◆ Exercise materials:
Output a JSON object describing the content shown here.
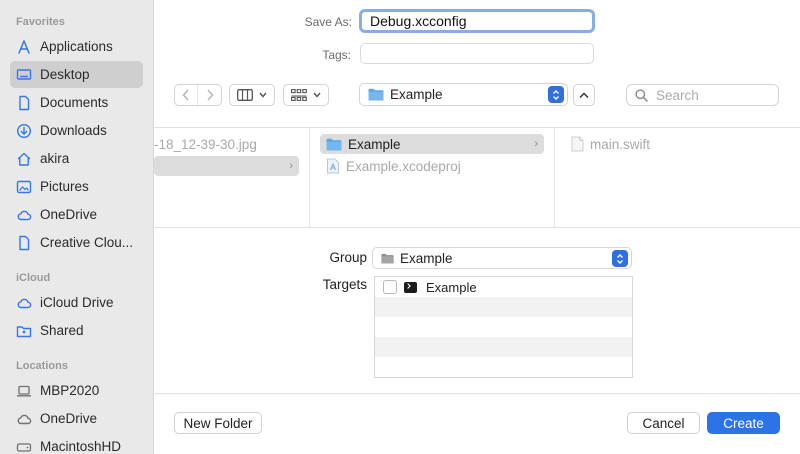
{
  "sidebar": {
    "favorites_title": "Favorites",
    "favorites": [
      {
        "label": "Applications",
        "icon": "applications-icon"
      },
      {
        "label": "Desktop",
        "icon": "desktop-icon",
        "selected": true
      },
      {
        "label": "Documents",
        "icon": "document-icon"
      },
      {
        "label": "Downloads",
        "icon": "download-icon"
      },
      {
        "label": "akira",
        "icon": "home-icon"
      },
      {
        "label": "Pictures",
        "icon": "pictures-icon"
      },
      {
        "label": "OneDrive",
        "icon": "cloud-icon"
      },
      {
        "label": "Creative Clou...",
        "icon": "document-icon"
      }
    ],
    "icloud_title": "iCloud",
    "icloud": [
      {
        "label": "iCloud Drive",
        "icon": "cloud-icon"
      },
      {
        "label": "Shared",
        "icon": "shared-folder-icon"
      }
    ],
    "locations_title": "Locations",
    "locations": [
      {
        "label": "MBP2020",
        "icon": "laptop-icon"
      },
      {
        "label": "OneDrive",
        "icon": "cloud-icon"
      },
      {
        "label": "MacintoshHD",
        "icon": "disk-icon"
      }
    ]
  },
  "save_as": {
    "label": "Save As:",
    "value": "Debug.xcconfig"
  },
  "tags": {
    "label": "Tags:",
    "value": ""
  },
  "toolbar": {
    "location": "Example",
    "search_placeholder": "Search"
  },
  "browser": {
    "col1": [
      "-18_12-39-30.jpg",
      ""
    ],
    "col2": [
      "Example",
      "Example.xcodeproj"
    ],
    "col3": [
      "main.swift"
    ]
  },
  "options": {
    "group_label": "Group",
    "group_value": "Example",
    "targets_label": "Targets",
    "targets": [
      {
        "label": "Example",
        "checked": false
      }
    ]
  },
  "buttons": {
    "new_folder": "New Folder",
    "cancel": "Cancel",
    "create": "Create"
  },
  "colors": {
    "accent": "#2c73e8",
    "focus_ring": "#84aee8",
    "folder": "#5aa5e8"
  }
}
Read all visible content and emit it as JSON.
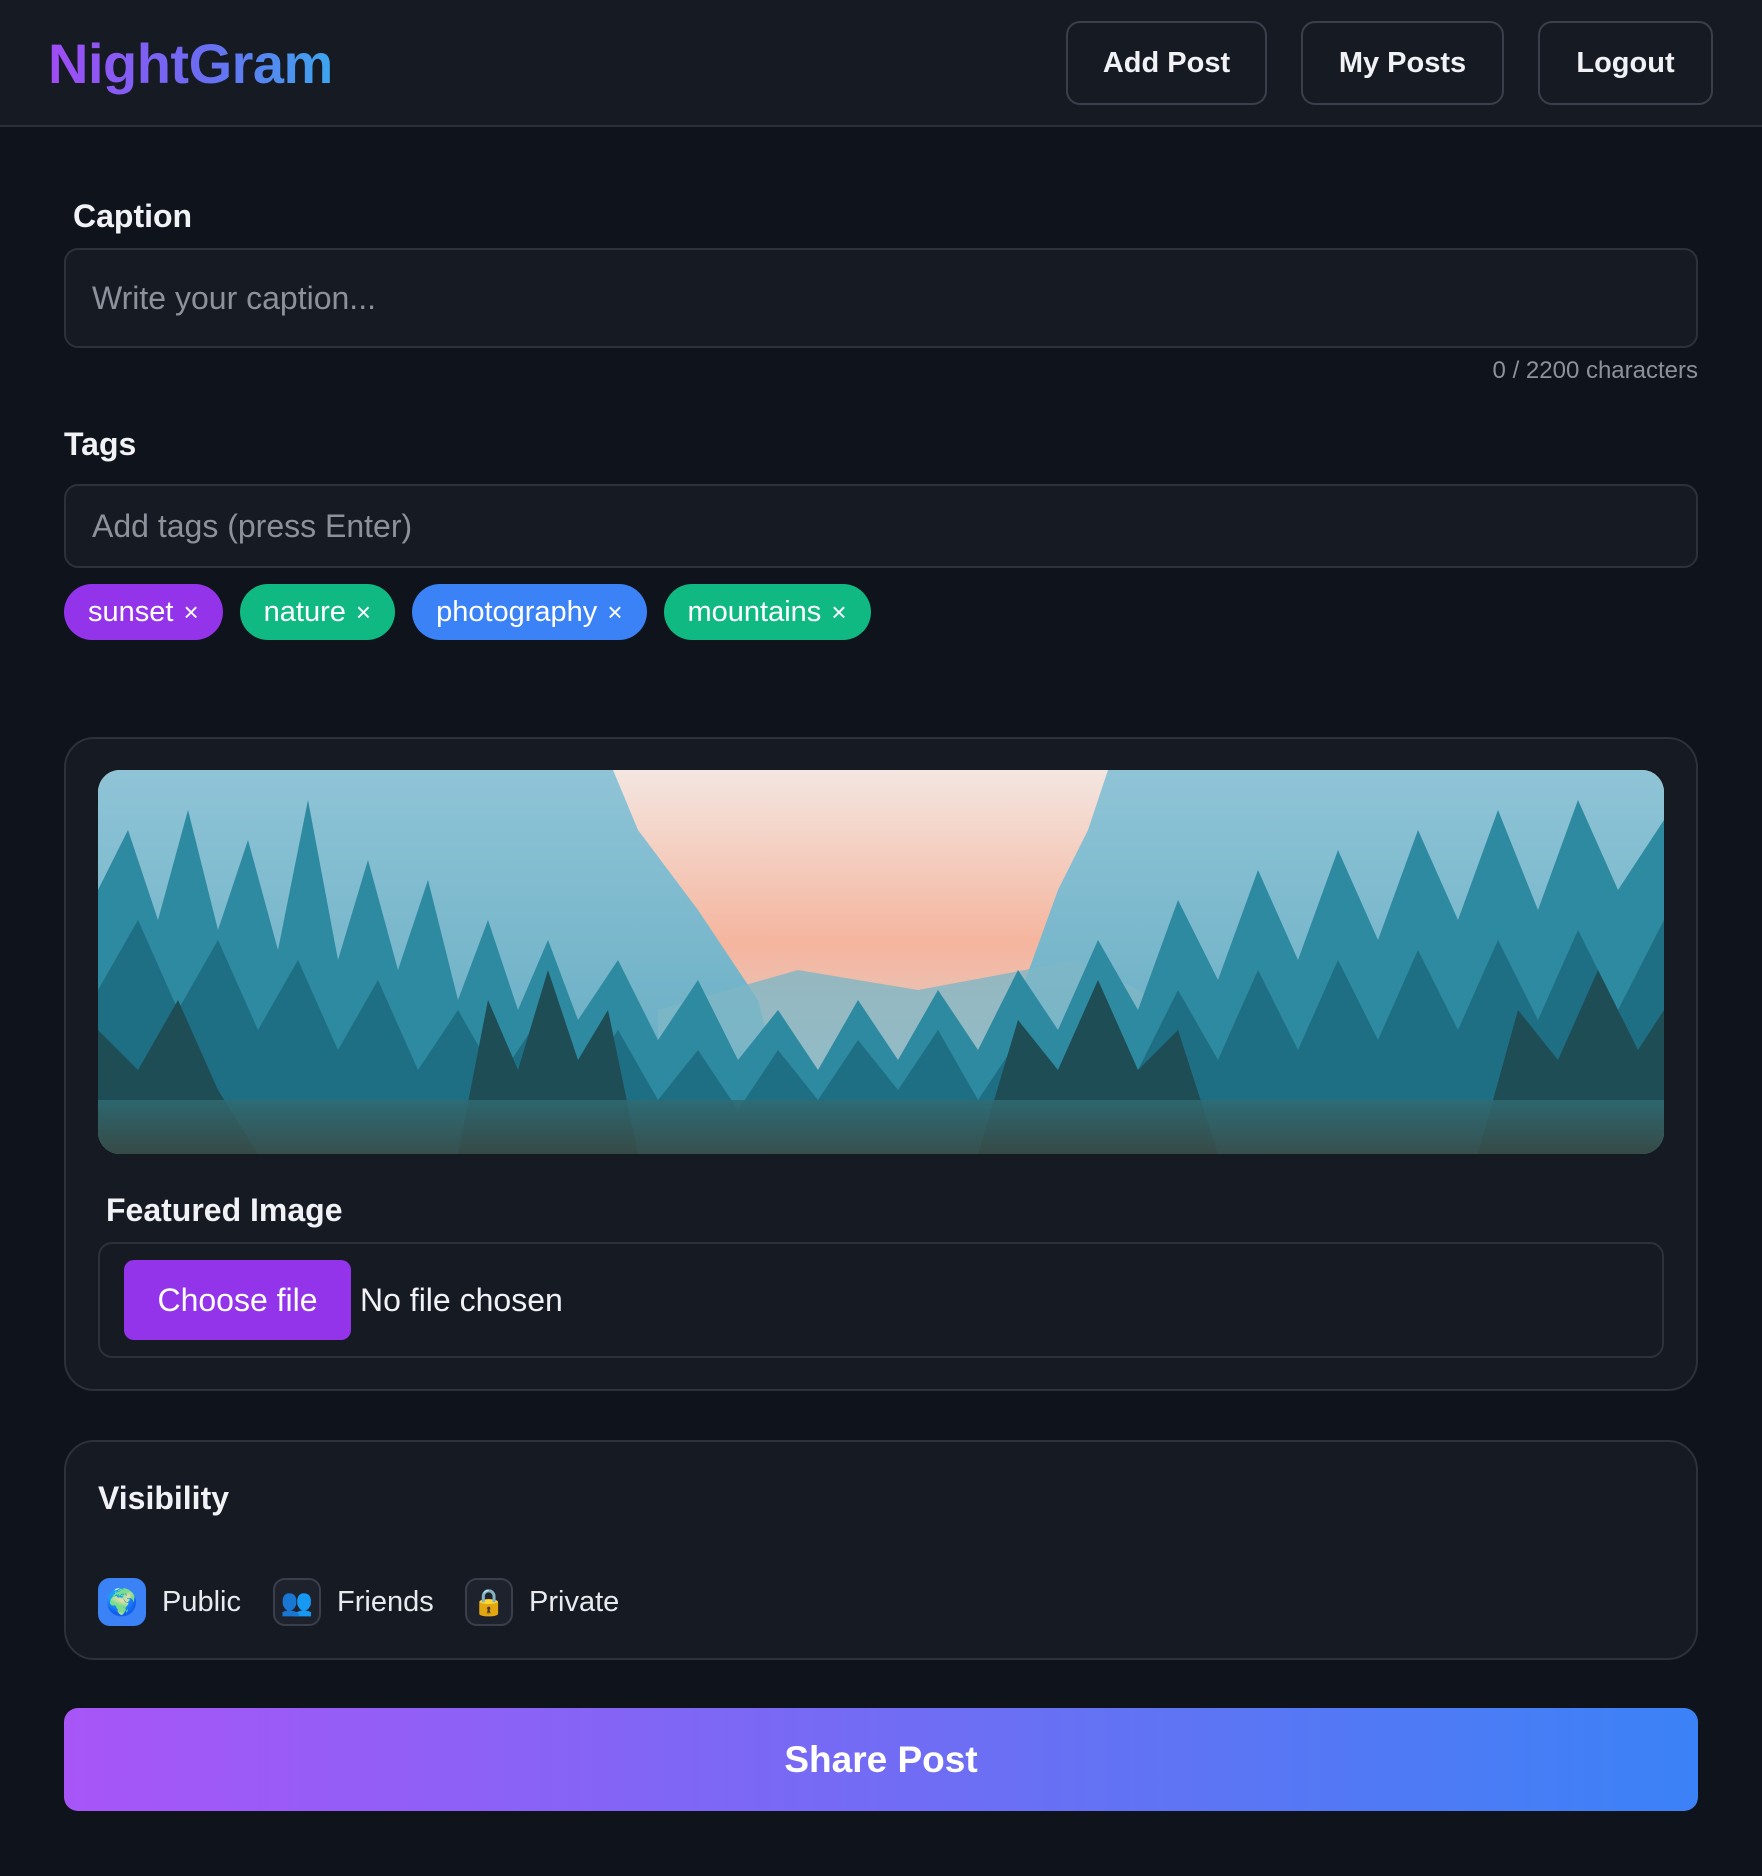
{
  "app": {
    "title": "NightGram"
  },
  "nav": {
    "add_post": "Add Post",
    "my_posts": "My Posts",
    "logout": "Logout"
  },
  "caption": {
    "label": "Caption",
    "placeholder": "Write your caption...",
    "value": "",
    "counter": "0 / 2200 characters"
  },
  "tags": {
    "label": "Tags",
    "placeholder": "Add tags (press Enter)",
    "items": [
      {
        "label": "sunset",
        "remove": "×",
        "color": "#9333ea"
      },
      {
        "label": "nature",
        "remove": "×",
        "color": "#10b981"
      },
      {
        "label": "photography",
        "remove": "×",
        "color": "#3b82f6"
      },
      {
        "label": "mountains",
        "remove": "×",
        "color": "#10b981"
      }
    ]
  },
  "featured_image": {
    "label": "Featured Image",
    "choose_button": "Choose file",
    "status": "No file chosen"
  },
  "visibility": {
    "label": "Visibility",
    "options": [
      {
        "label": "Public",
        "icon": "🌍",
        "icon_name": "globe-icon",
        "selected": true
      },
      {
        "label": "Friends",
        "icon": "👥",
        "icon_name": "people-icon",
        "selected": false
      },
      {
        "label": "Private",
        "icon": "🔒",
        "icon_name": "lock-icon",
        "selected": false
      }
    ]
  },
  "share": {
    "label": "Share Post"
  },
  "colors": {
    "background": "#0f131b",
    "surface": "#161a23",
    "accent_purple": "#9333ea",
    "accent_blue": "#3b82f6",
    "accent_green": "#10b981"
  }
}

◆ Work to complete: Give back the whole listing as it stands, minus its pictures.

◆ Response area:
Output a JSON object describing the content shown here.
{
  "sidebar": {
    "favorites_title": "Favorites",
    "favorites": [
      {
        "label": "Applications",
        "icon": "applications-icon"
      },
      {
        "label": "Desktop",
        "icon": "desktop-icon",
        "selected": true
      },
      {
        "label": "Documents",
        "icon": "document-icon"
      },
      {
        "label": "Downloads",
        "icon": "download-icon"
      },
      {
        "label": "akira",
        "icon": "home-icon"
      },
      {
        "label": "Pictures",
        "icon": "pictures-icon"
      },
      {
        "label": "OneDrive",
        "icon": "cloud-icon"
      },
      {
        "label": "Creative Clou...",
        "icon": "document-icon"
      }
    ],
    "icloud_title": "iCloud",
    "icloud": [
      {
        "label": "iCloud Drive",
        "icon": "cloud-icon"
      },
      {
        "label": "Shared",
        "icon": "shared-folder-icon"
      }
    ],
    "locations_title": "Locations",
    "locations": [
      {
        "label": "MBP2020",
        "icon": "laptop-icon"
      },
      {
        "label": "OneDrive",
        "icon": "cloud-icon"
      },
      {
        "label": "MacintoshHD",
        "icon": "disk-icon"
      }
    ]
  },
  "save_as": {
    "label": "Save As:",
    "value": "Debug.xcconfig"
  },
  "tags": {
    "label": "Tags:",
    "value": ""
  },
  "toolbar": {
    "location": "Example",
    "search_placeholder": "Search"
  },
  "browser": {
    "col1": [
      "-18_12-39-30.jpg",
      ""
    ],
    "col2": [
      "Example",
      "Example.xcodeproj"
    ],
    "col3": [
      "main.swift"
    ]
  },
  "options": {
    "group_label": "Group",
    "group_value": "Example",
    "targets_label": "Targets",
    "targets": [
      {
        "label": "Example",
        "checked": false
      }
    ]
  },
  "buttons": {
    "new_folder": "New Folder",
    "cancel": "Cancel",
    "create": "Create"
  },
  "colors": {
    "accent": "#2c73e8",
    "focus_ring": "#84aee8",
    "folder": "#5aa5e8"
  }
}
Read all visible content and emit it as JSON.
{
  "app": {
    "title": "NightGram"
  },
  "nav": {
    "add_post": "Add Post",
    "my_posts": "My Posts",
    "logout": "Logout"
  },
  "caption": {
    "label": "Caption",
    "placeholder": "Write your caption...",
    "value": "",
    "counter": "0 / 2200 characters"
  },
  "tags": {
    "label": "Tags",
    "placeholder": "Add tags (press Enter)",
    "items": [
      {
        "label": "sunset",
        "remove": "×",
        "color": "#9333ea"
      },
      {
        "label": "nature",
        "remove": "×",
        "color": "#10b981"
      },
      {
        "label": "photography",
        "remove": "×",
        "color": "#3b82f6"
      },
      {
        "label": "mountains",
        "remove": "×",
        "color": "#10b981"
      }
    ]
  },
  "featured_image": {
    "label": "Featured Image",
    "choose_button": "Choose file",
    "status": "No file chosen"
  },
  "visibility": {
    "label": "Visibility",
    "options": [
      {
        "label": "Public",
        "icon": "🌍",
        "icon_name": "globe-icon",
        "selected": true
      },
      {
        "label": "Friends",
        "icon": "👥",
        "icon_name": "people-icon",
        "selected": false
      },
      {
        "label": "Private",
        "icon": "🔒",
        "icon_name": "lock-icon",
        "selected": false
      }
    ]
  },
  "share": {
    "label": "Share Post"
  },
  "colors": {
    "background": "#0f131b",
    "surface": "#161a23",
    "accent_purple": "#9333ea",
    "accent_blue": "#3b82f6",
    "accent_green": "#10b981"
  }
}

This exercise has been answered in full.